Although not at all ignoring political issues in his declamation, Senator Bill Bradley focused on how we must never forget the people aspect of international relations. The tragedy of the post Cold War-era, according to Bradley, is that the U.S. never reached out to Russia, and thus failed to live up to the expectations both Russia and former Soviet states had to the U.S. This impression was shared with the other panelists, as they all uttered dismay with the fact that the U.S. did not capitalize on the open dialogue which followed shortly after 1991. Bradley therefore encouraged what he coins “politics one on one” – where the United States and Russia meet as equals to discuss issues and challenges that both countries are facing.
After all panel discussants had offered well-reflected and useful approaches on how to view and explain Russian-American relations, many of the panel’s listeners posed the big and difficult question: What can be done now? While Senator Bill Bradley urges both countries to come together on a new grand initiative, Mr. Jordan places his faith in younger generations, and hopes young Russians and Americans of today leave old cold war rhetorics behind and instead focus on what our countries have in common. Ambassador Matlock made an interesting point as he addressed how American domestic politics face challenges on their own. In order to solve bigger issues and to improve international relations, it is important to support cooperation across political parties and attitudes, and to see both one’s country and the world in a bigger perspective.
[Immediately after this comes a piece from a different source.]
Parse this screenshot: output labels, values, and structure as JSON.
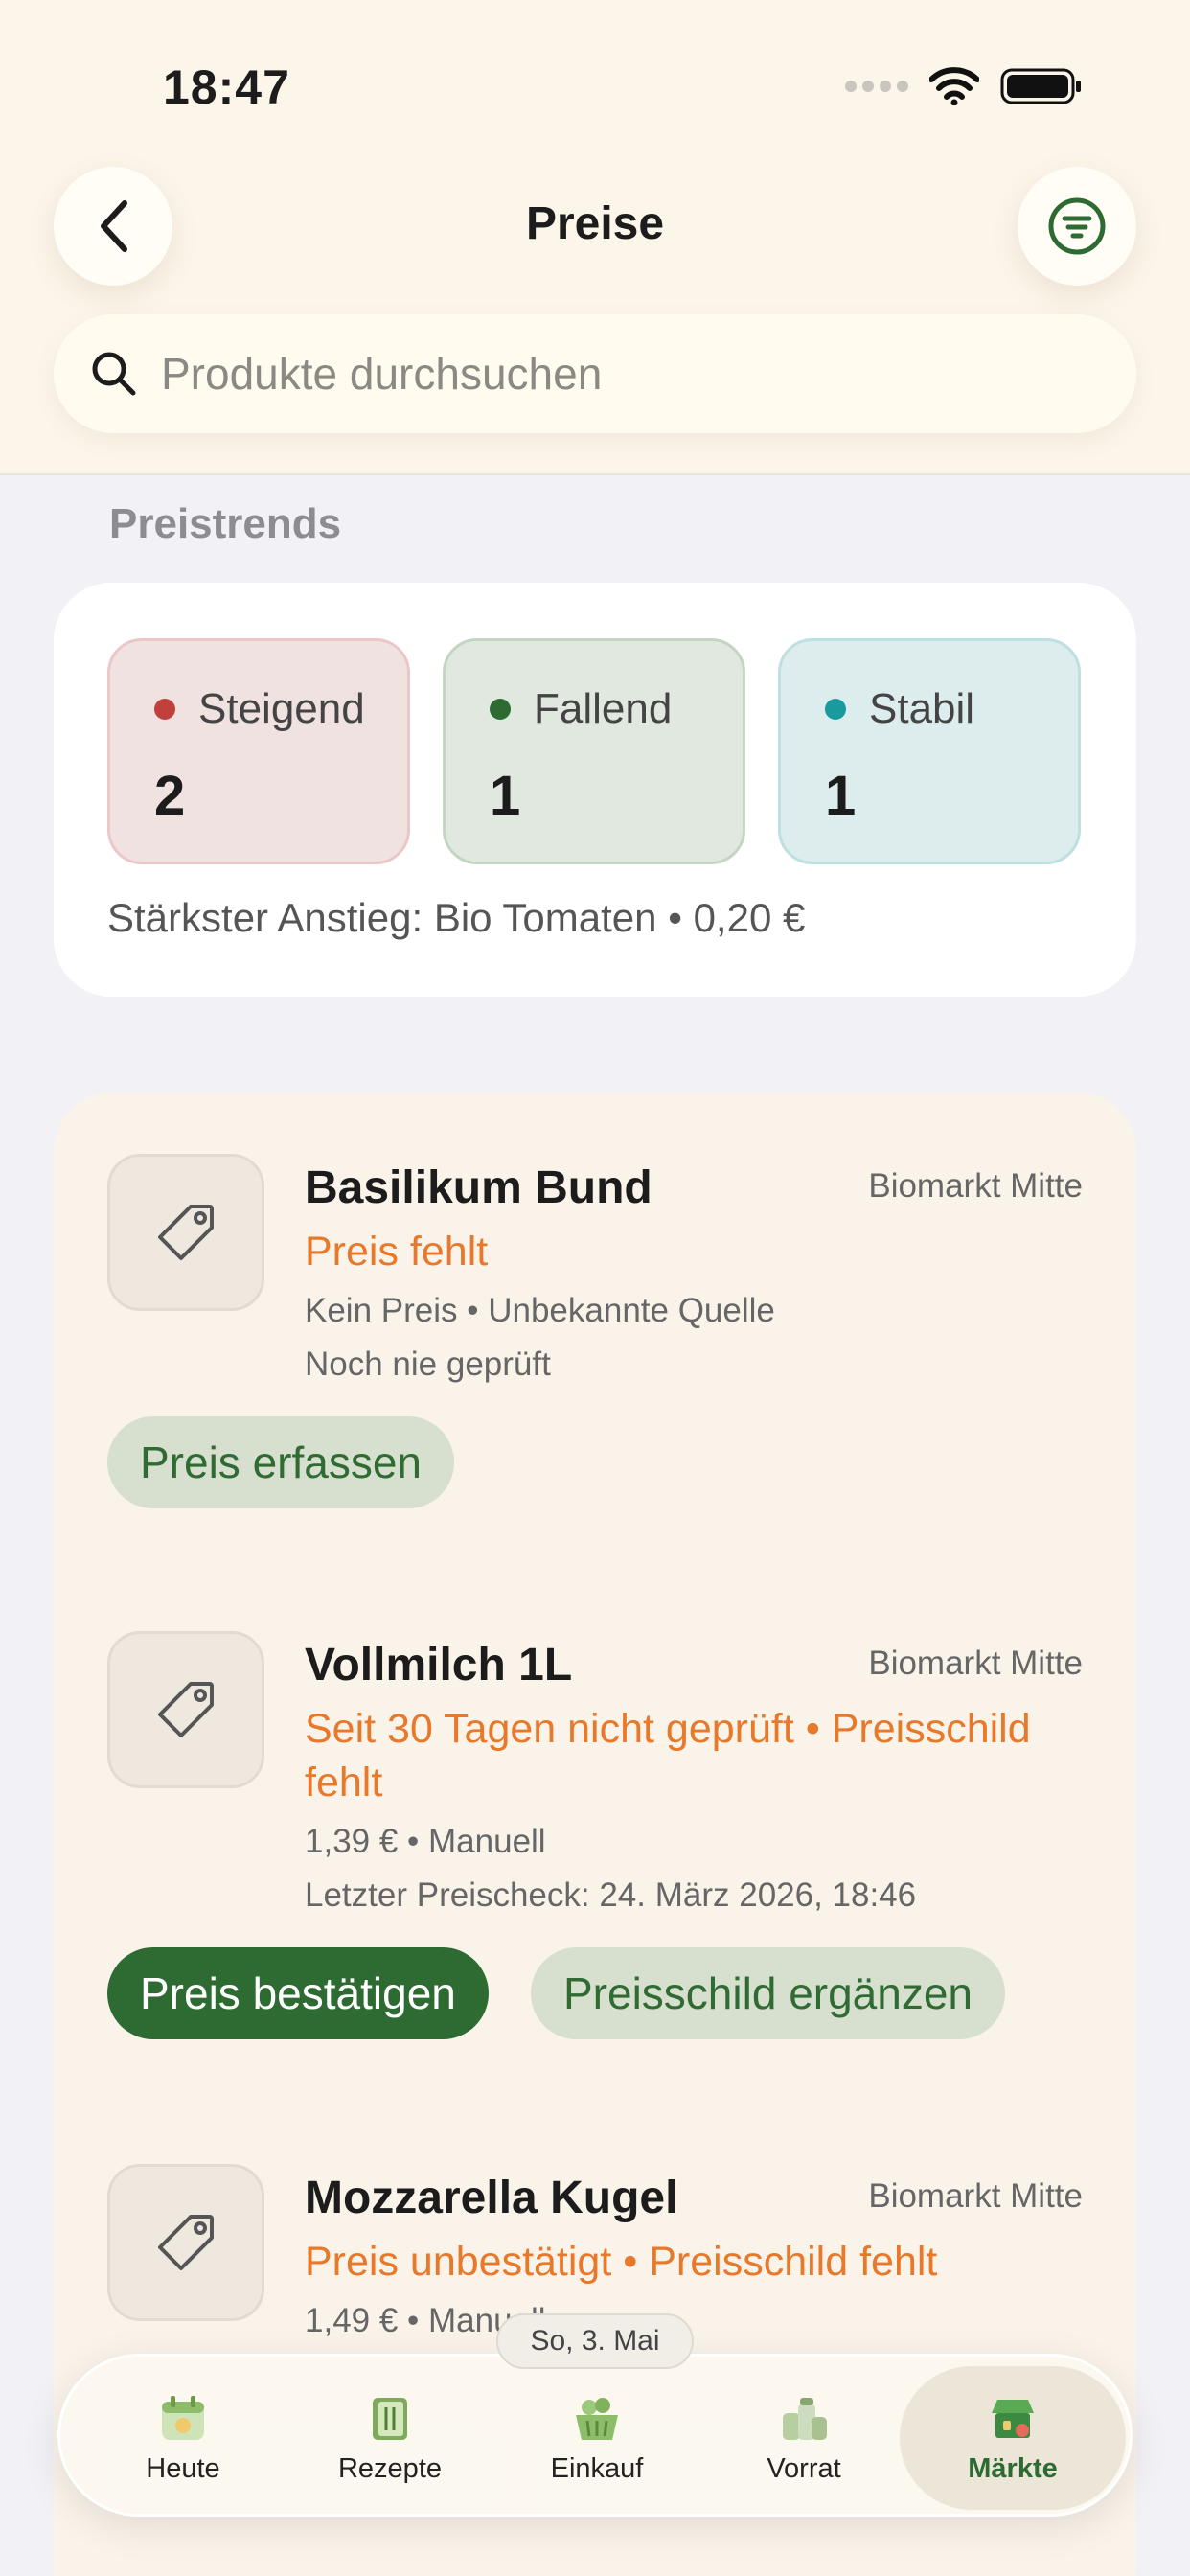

Indeed, there was a panel consensus for a clearer Russian policy in the United States, and for a more constructive dialogue about Russian-American relations.
Tuesday’s session therefore ended on an optimistic note, as all participants reached out to younger generations and encouraged them to engage in social issues, as well as to increase their knowledge on two great nations in changing.
For additional press coverage of the event:
http://www.runyweb.com/articles/city/ny-news/jack-matlock-at-nyu.html (Aleksei Osipov, RUNYweb)
http://nyunews.com/2013/04/10/russia/ (Kevin Burns, Washington Square News)
http://www.golos-ameriki.ru/content/jordan-center/1639647.html (Mikhail Gudkin, Golos Ameriki/Voice of America)